- Problem to work on:
Copy the entries that appear below in full, leaving out any picture among them.

- Source records:
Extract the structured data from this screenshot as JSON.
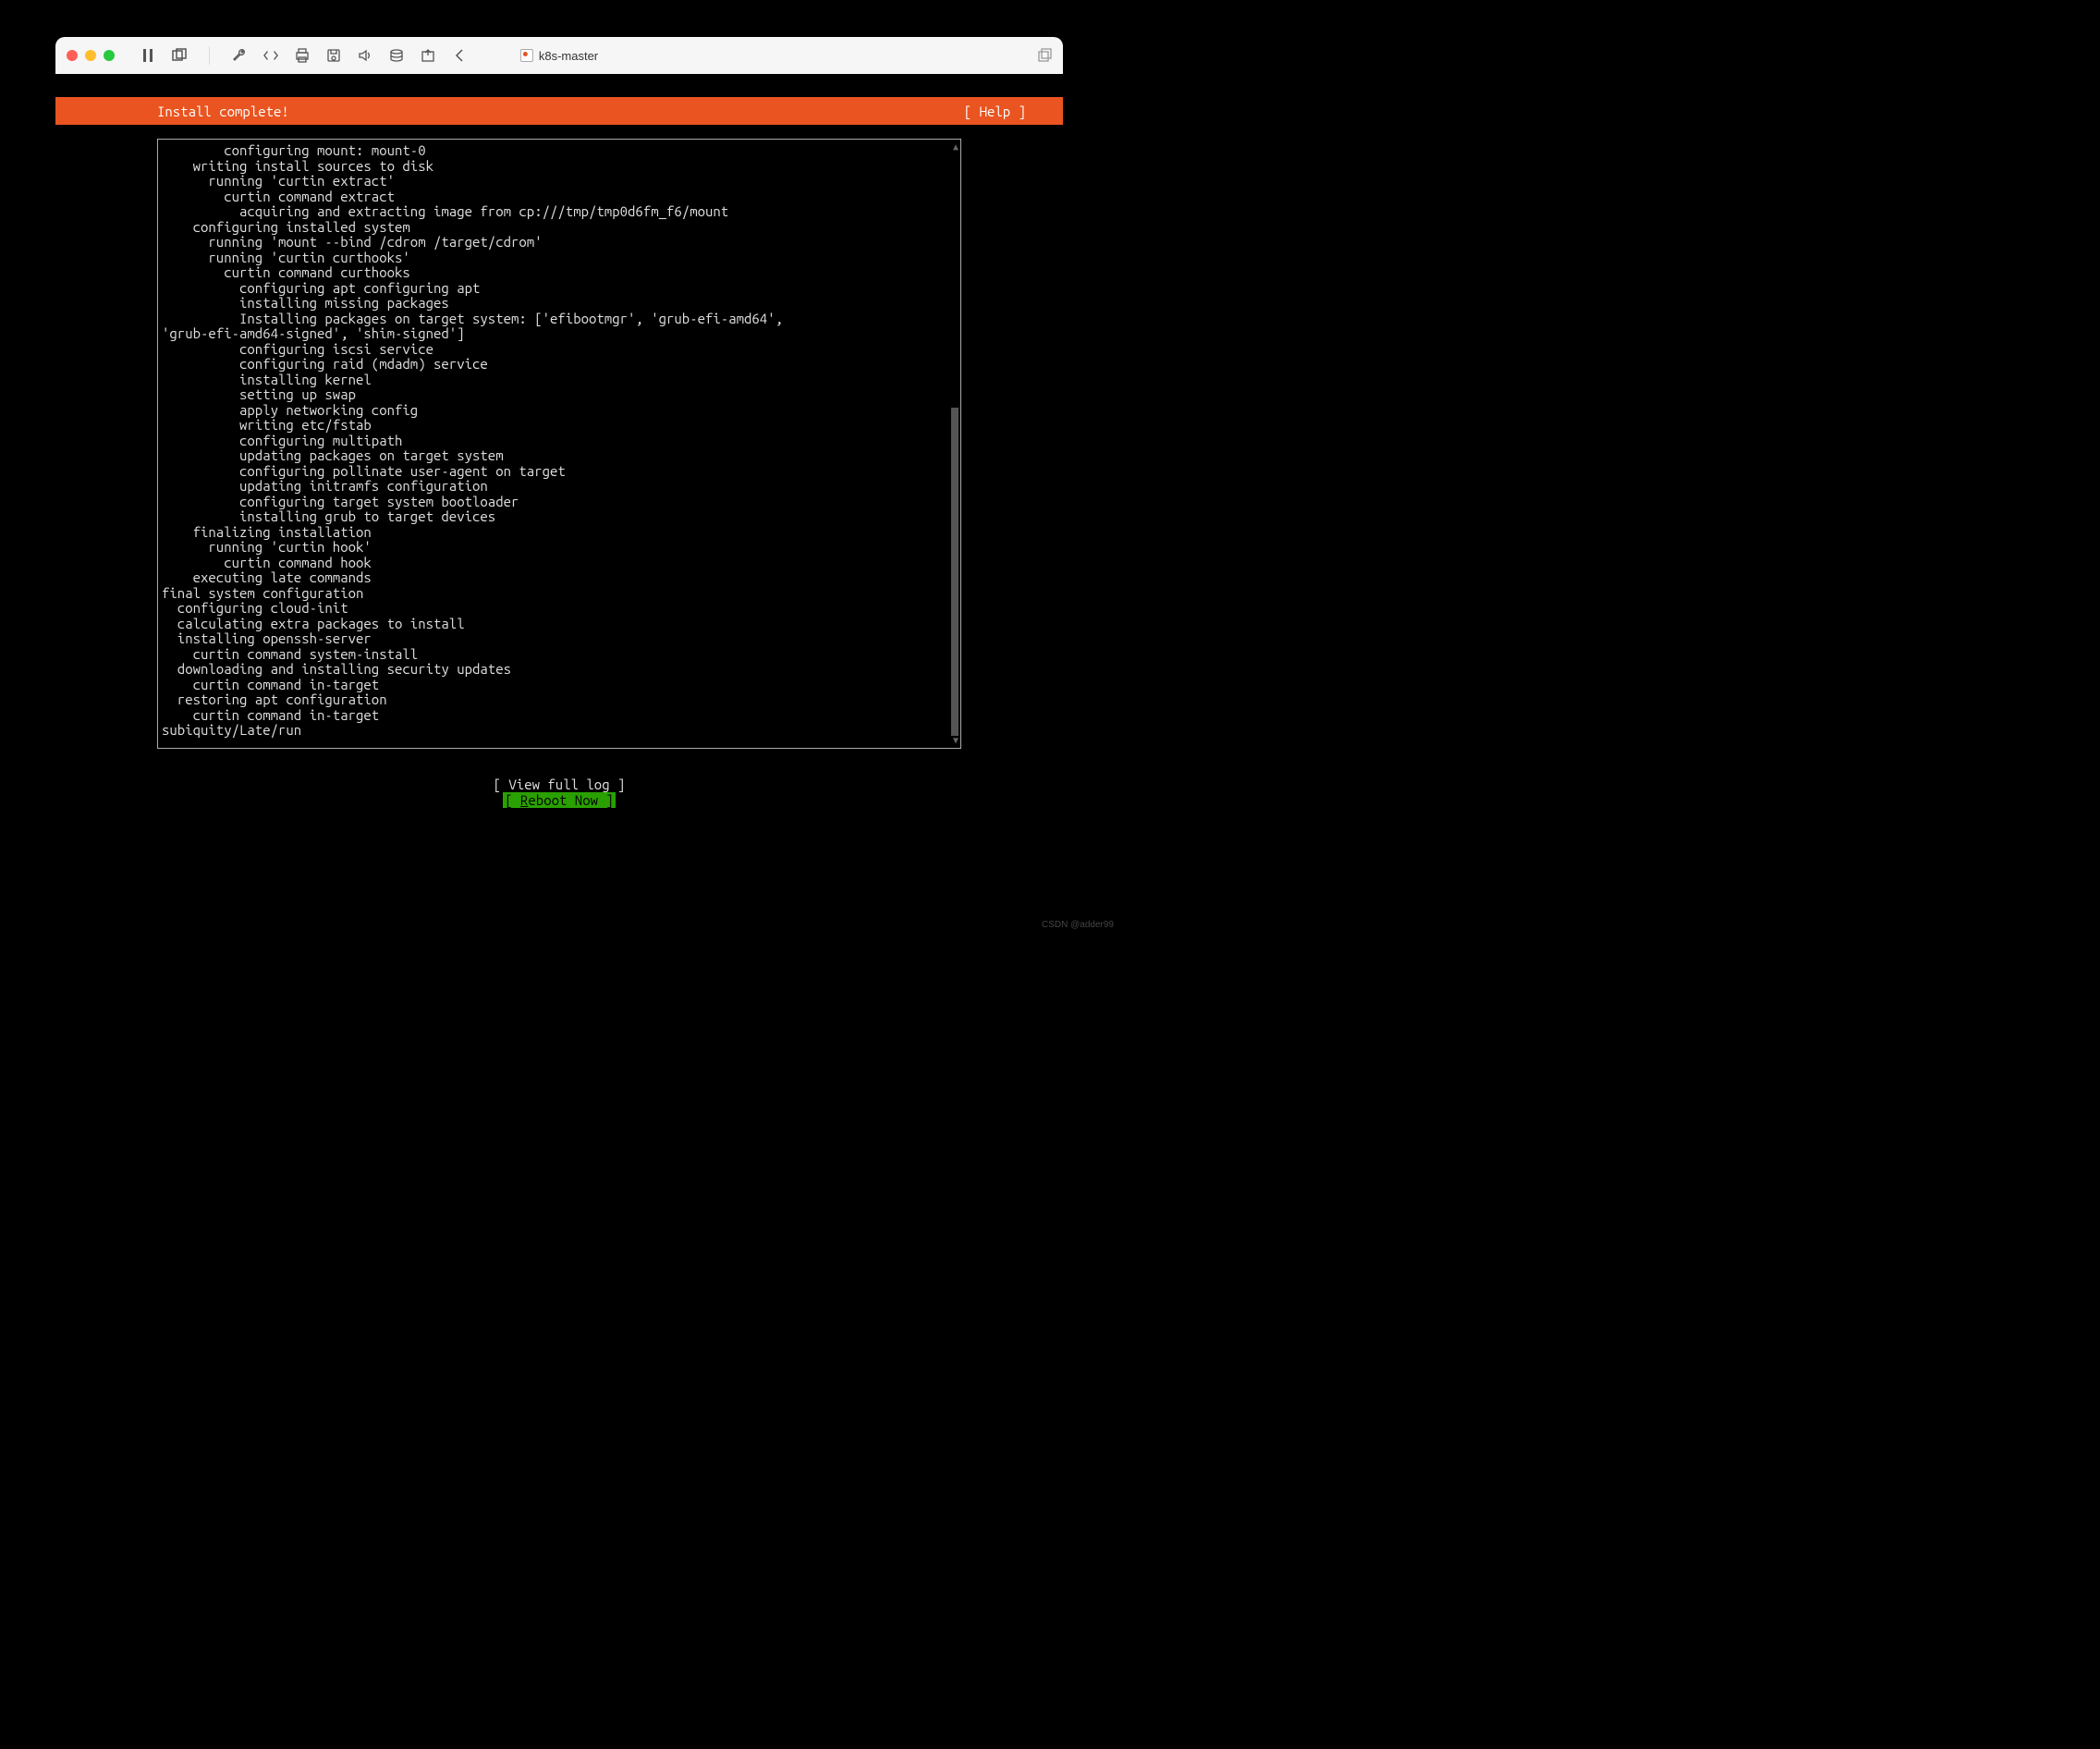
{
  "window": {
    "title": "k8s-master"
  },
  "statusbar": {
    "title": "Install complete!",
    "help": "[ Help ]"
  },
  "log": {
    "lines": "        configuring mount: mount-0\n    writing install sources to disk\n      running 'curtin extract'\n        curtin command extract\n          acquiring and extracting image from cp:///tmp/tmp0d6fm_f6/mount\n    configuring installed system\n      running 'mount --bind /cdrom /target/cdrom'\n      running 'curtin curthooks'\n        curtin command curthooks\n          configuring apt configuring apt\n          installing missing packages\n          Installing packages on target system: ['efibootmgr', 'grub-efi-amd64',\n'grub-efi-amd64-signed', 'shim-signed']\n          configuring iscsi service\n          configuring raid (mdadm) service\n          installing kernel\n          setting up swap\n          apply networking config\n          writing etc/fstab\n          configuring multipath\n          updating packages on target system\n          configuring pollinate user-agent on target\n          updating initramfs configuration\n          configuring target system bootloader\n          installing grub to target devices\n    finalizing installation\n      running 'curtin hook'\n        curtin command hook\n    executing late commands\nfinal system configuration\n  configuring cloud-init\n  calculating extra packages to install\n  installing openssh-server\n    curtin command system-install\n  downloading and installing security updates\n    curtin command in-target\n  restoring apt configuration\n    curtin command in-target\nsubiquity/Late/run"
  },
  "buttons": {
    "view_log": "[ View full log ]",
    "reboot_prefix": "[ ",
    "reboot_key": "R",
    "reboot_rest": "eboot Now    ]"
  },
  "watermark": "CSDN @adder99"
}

- Answer space:
Extract the structured data from this screenshot as JSON.
{
  "window": {
    "title": "k8s-master"
  },
  "statusbar": {
    "title": "Install complete!",
    "help": "[ Help ]"
  },
  "log": {
    "lines": "        configuring mount: mount-0\n    writing install sources to disk\n      running 'curtin extract'\n        curtin command extract\n          acquiring and extracting image from cp:///tmp/tmp0d6fm_f6/mount\n    configuring installed system\n      running 'mount --bind /cdrom /target/cdrom'\n      running 'curtin curthooks'\n        curtin command curthooks\n          configuring apt configuring apt\n          installing missing packages\n          Installing packages on target system: ['efibootmgr', 'grub-efi-amd64',\n'grub-efi-amd64-signed', 'shim-signed']\n          configuring iscsi service\n          configuring raid (mdadm) service\n          installing kernel\n          setting up swap\n          apply networking config\n          writing etc/fstab\n          configuring multipath\n          updating packages on target system\n          configuring pollinate user-agent on target\n          updating initramfs configuration\n          configuring target system bootloader\n          installing grub to target devices\n    finalizing installation\n      running 'curtin hook'\n        curtin command hook\n    executing late commands\nfinal system configuration\n  configuring cloud-init\n  calculating extra packages to install\n  installing openssh-server\n    curtin command system-install\n  downloading and installing security updates\n    curtin command in-target\n  restoring apt configuration\n    curtin command in-target\nsubiquity/Late/run"
  },
  "buttons": {
    "view_log": "[ View full log ]",
    "reboot_prefix": "[ ",
    "reboot_key": "R",
    "reboot_rest": "eboot Now    ]"
  },
  "watermark": "CSDN @adder99"
}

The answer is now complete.